Central to this question is the value proposition to the customer. We must remember that whatever service is being offered is not ‘new’ to them; it is an alternative to what they are using already. The mobile money provider is not inventing money transfer – their target market has been doing it through informal channels ever since they discovered that more work was available in urban areas a very, very long time ago. The bank is not inventing savings either – their target market is already saving with local cooperative groups or by buying appreciating assets such as gold or cows.
No one size fits all solution
Consider the following set of real-life variations in available safekeeping services, comparing the cost and risk of each.
- Country 1 - Small traders in a slum with a history of gang violence keep all their cash on their person. Existing network: low cost, high risk
- Country 2 - Small traders are visited by an informal but established money handler who they pay to keep their cash safe overnight. Existing network: high cost, low risk
- Country 3 - Small traders have easy access to a nearby bank and deposit money there. Bank charges monthly service fees. Existing network: medium cost, low risk

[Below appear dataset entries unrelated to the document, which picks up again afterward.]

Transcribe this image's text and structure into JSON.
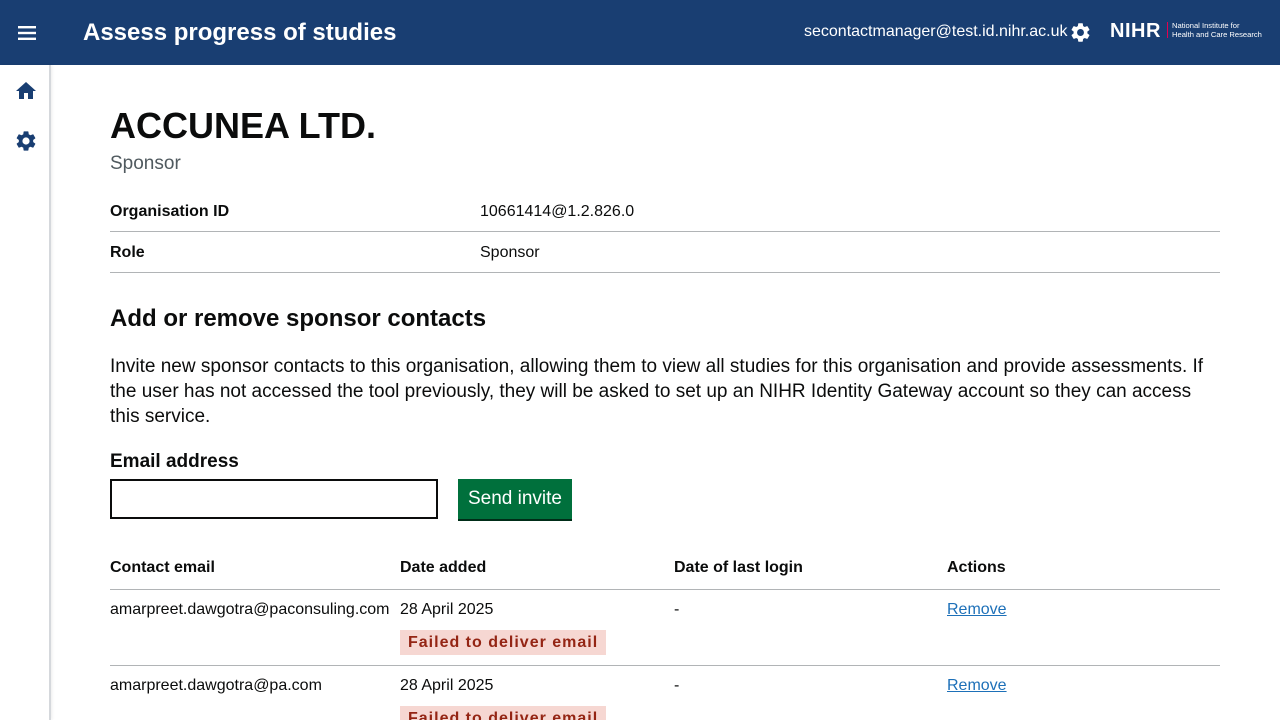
{
  "header": {
    "title": "Assess progress of studies",
    "user_email": "secontactmanager@test.id.nihr.ac.uk",
    "logo_text": "NIHR",
    "logo_line1": "National Institute for",
    "logo_line2": "Health and Care Research"
  },
  "icons": {
    "menu": "menu-icon",
    "settings_header": "gear-icon",
    "home": "home-icon",
    "settings_nav": "gear-icon"
  },
  "colors": {
    "header_bg": "#193e72",
    "button_green": "#00703c",
    "link_blue": "#1d70b8",
    "tag_bg": "#f6d7d2",
    "tag_text": "#942514"
  },
  "organisation": {
    "name": "ACCUNEA LTD.",
    "caption": "Sponsor",
    "summary": [
      {
        "key": "Organisation ID",
        "value": "10661414@1.2.826.0"
      },
      {
        "key": "Role",
        "value": "Sponsor"
      }
    ]
  },
  "contacts_section": {
    "heading": "Add or remove sponsor contacts",
    "description": "Invite new sponsor contacts to this organisation, allowing them to view all studies for this organisation and provide assessments. If the user has not accessed the tool previously, they will be asked to set up an NIHR Identity Gateway account so they can access this service.",
    "email_label": "Email address",
    "email_value": "",
    "send_button": "Send invite"
  },
  "table": {
    "headers": [
      "Contact email",
      "Date added",
      "Date of last login",
      "Actions"
    ],
    "rows": [
      {
        "email": "amarpreet.dawgotra@paconsuling.com",
        "date_added": "28 April 2025",
        "last_login": "-",
        "action": "Remove",
        "status": "Failed to deliver email"
      },
      {
        "email": "amarpreet.dawgotra@pa.com",
        "date_added": "28 April 2025",
        "last_login": "-",
        "action": "Remove",
        "status": "Failed to deliver email"
      }
    ]
  }
}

The value proposition of any new branchless banking service will be evaluated and compared against the services that the customer is using already. Is the money transfer cheaper, quicker, more convenient? Is the savings account more flexible, safer, more easily accessible in an emergency? This is one key reason why there is no one size fits all solution when it comes to offering a service. The answers to these questions will not be the same in Kenya as they are in Bangladesh; will not be the same for urban rickshaw drivers and rural farmers.
Does it make financial sense?

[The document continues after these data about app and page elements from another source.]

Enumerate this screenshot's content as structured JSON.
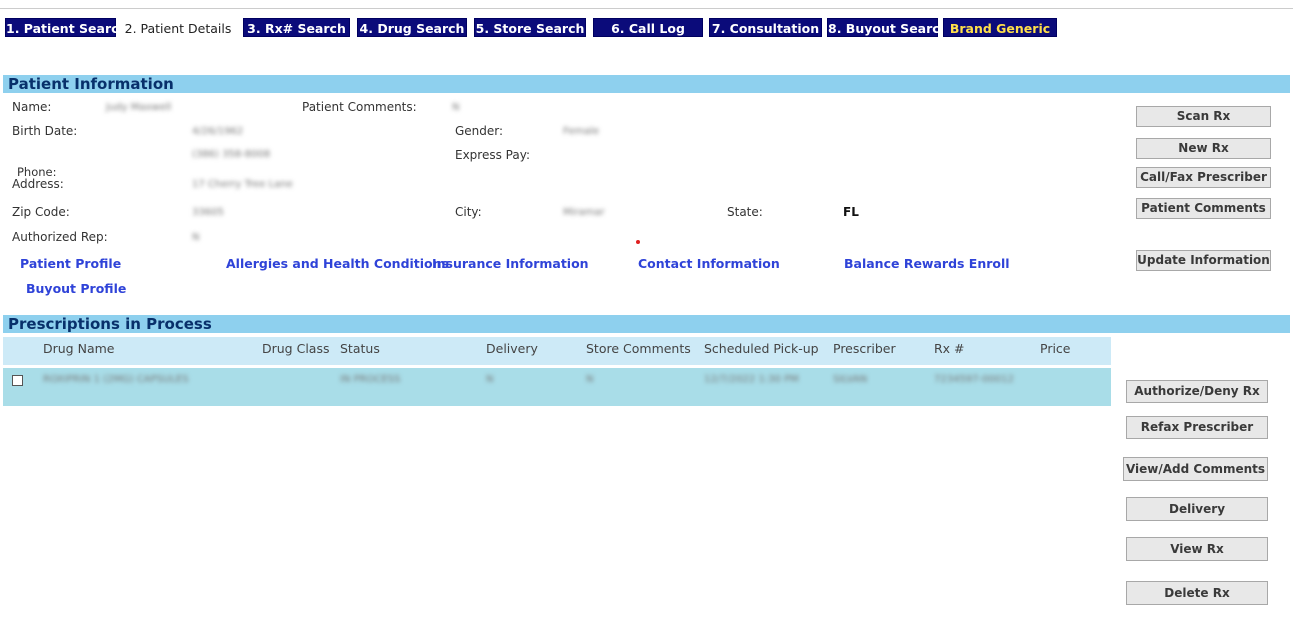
{
  "tabs": [
    {
      "label": "1. Patient Search"
    },
    {
      "label": "2. Patient Details"
    },
    {
      "label": "3. Rx# Search"
    },
    {
      "label": "4. Drug Search"
    },
    {
      "label": "5. Store Search"
    },
    {
      "label": "6. Call Log"
    },
    {
      "label": "7. Consultation"
    },
    {
      "label": "8. Buyout Search"
    },
    {
      "label": "Brand Generic"
    }
  ],
  "patient_info": {
    "header": "Patient Information",
    "name_label": "Name:",
    "name_value": "Judy Maxwell",
    "comments_label": "Patient Comments:",
    "comments_value": "N",
    "birth_label": "Birth Date:",
    "birth_value": "4/26/1962",
    "gender_label": "Gender:",
    "gender_value": "Female",
    "phone_value": "(386) 358-8008",
    "express_label": "Express Pay:",
    "phone_label": "Phone:",
    "address_label": "Address:",
    "address_value": "17 Cherry Tree Lane",
    "zip_label": "Zip Code:",
    "zip_value": "33605",
    "city_label": "City:",
    "city_value": "Miramar",
    "state_label": "State:",
    "state_value": "FL",
    "auth_label": "Authorized Rep:",
    "auth_value": "N"
  },
  "links": {
    "patient_profile": "Patient Profile",
    "allergies": "Allergies and Health Conditions",
    "insurance": "Insurance Information",
    "contact": "Contact Information",
    "balance": "Balance Rewards Enroll",
    "buyout": "Buyout Profile"
  },
  "side_buttons": {
    "scan_rx": "Scan Rx",
    "new_rx": "New Rx",
    "call_fax": "Call/Fax Prescriber",
    "patient_comments": "Patient Comments",
    "update_info": "Update Information"
  },
  "prescriptions": {
    "header": "Prescriptions in Process",
    "columns": [
      "Drug Name",
      "Drug Class",
      "Status",
      "Delivery",
      "Store Comments",
      "Scheduled Pick-up",
      "Prescriber",
      "Rx #",
      "Price"
    ],
    "rows": [
      {
        "drug": "ROXIPRIN 1 (2MG) CAPSULES",
        "class": "",
        "status": "IN PROCESS",
        "delivery": "N",
        "store_comments": "N",
        "pickup": "12/7/2022 1:30 PM",
        "prescriber": "SILVAN",
        "rx": "7234597-00012",
        "price": ""
      }
    ]
  },
  "rx_buttons": {
    "authorize": "Authorize/Deny Rx",
    "refax": "Refax Prescriber",
    "comments": "View/Add Comments",
    "delivery": "Delivery",
    "view": "View Rx",
    "delete": "Delete Rx"
  }
}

The impact of failing to consider local context and the customer value proposition, is low adoption levels. The phrase ‘you cannot market someone into using something that does not make sense for them’ is particularly applicable to low-income populations who are extremely difficult to sell to and capable of quickly working out whether something makes financial sense for them or not. Here are two examples from actual mobile money implementations where a lack of understanding directly resulted in a lack of take-up:
- Selling to the wrong customer
A money transfer service was promoted to garment factories with the aim of recruiting their workers who send money home on a regular basis. In the country concerned, though, the decision maker in the family was not the young, typically female factory worker but the father at the receiving end – who also dictated the money transfer channel she should use. The father chose the service that was the most convenient to him, and the provider did not have good coverage (compared to existing informal services) in many of the rural areas that the workers came from.
- Assuming a new product will work because you lead the market with other products
A market-dominant mobile phone company launched an agent-based bill payment service which enabled its users to pay household bills, in cash over-the-counter, at any of its airtime sellers. However, the typical customer did not trust the typical agent enough to pay for something in cash without being able to immediately ‘see’ their purchase and the text message they received was not enough to convince them that their bill had actually been paid to the utility company.
Successful by accident
As a contrast, the mobile money service mPesa in Kenya became hugely successful based on its value proposition of ‘send money home’ – alternative methods largely consisted of sending cash through the bus networks, which was both expensive and risky. Interestingly, mPesa was not actually launched for that purpose! It was originally intended as a tool for microfinance loan repayments, but the mobile network users themselves saw the value proposition of mobile money transfer and adapted it to fit their needs. mPesa now has 9 million subscribers and processed around $600 billion since its launch in 2007.
Debbie Watkins, Head Implementation, Alternative Distribution Channels at ShoreBank International